--- Records for this task Enclosed Below ---

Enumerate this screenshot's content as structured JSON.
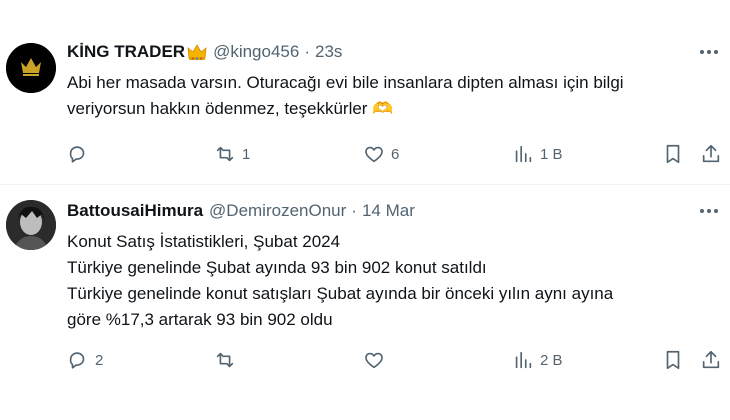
{
  "tweets": [
    {
      "name": "KİNG TRADER",
      "name_emoji": "crown-emoji",
      "handle": "@kingo456",
      "separator": "·",
      "time": "23s",
      "avatar": {
        "text": "King Trader",
        "icon": "crown-logo"
      },
      "lines": [
        "Abi her masada varsın. Oturacağı evi bile insanlara dipten alması için bilgi",
        "veriyorsun hakkın ödenmez, teşekkürler 🫶"
      ],
      "replies": "",
      "reposts": "1",
      "likes": "6",
      "views": "1 B"
    },
    {
      "name": "BattousaiHimura",
      "handle": "@DemirozenOnur",
      "separator": "·",
      "time": "14 Mar",
      "lines": [
        "Konut Satış İstatistikleri, Şubat 2024",
        "Türkiye genelinde Şubat ayında 93 bin 902 konut satıldı",
        "Türkiye genelinde konut satışları Şubat ayında bir önceki yılın aynı ayına",
        "göre %17,3 artarak 93 bin 902 oldu"
      ],
      "replies": "2",
      "reposts": "",
      "likes": "",
      "views": "2 B"
    }
  ],
  "colors": {
    "text": "#0f1419",
    "muted": "#536471",
    "border": "#eff3f4",
    "crown": "#f4b400"
  }
}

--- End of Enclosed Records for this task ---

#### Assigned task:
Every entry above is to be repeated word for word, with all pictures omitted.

#### Solution to this exercise:
Enumerate this screenshot's content as structured JSON.
{
  "tweets": [
    {
      "name": "KİNG TRADER",
      "name_emoji": "crown-emoji",
      "handle": "@kingo456",
      "separator": "·",
      "time": "23s",
      "avatar": {
        "text": "King Trader",
        "icon": "crown-logo"
      },
      "lines": [
        "Abi her masada varsın. Oturacağı evi bile insanlara dipten alması için bilgi",
        "veriyorsun hakkın ödenmez, teşekkürler 🫶"
      ],
      "replies": "",
      "reposts": "1",
      "likes": "6",
      "views": "1 B"
    },
    {
      "name": "BattousaiHimura",
      "handle": "@DemirozenOnur",
      "separator": "·",
      "time": "14 Mar",
      "lines": [
        "Konut Satış İstatistikleri, Şubat 2024",
        "Türkiye genelinde Şubat ayında 93 bin 902 konut satıldı",
        "Türkiye genelinde konut satışları Şubat ayında bir önceki yılın aynı ayına",
        "göre %17,3 artarak 93 bin 902 oldu"
      ],
      "replies": "2",
      "reposts": "",
      "likes": "",
      "views": "2 B"
    }
  ],
  "colors": {
    "text": "#0f1419",
    "muted": "#536471",
    "border": "#eff3f4",
    "crown": "#f4b400"
  }
}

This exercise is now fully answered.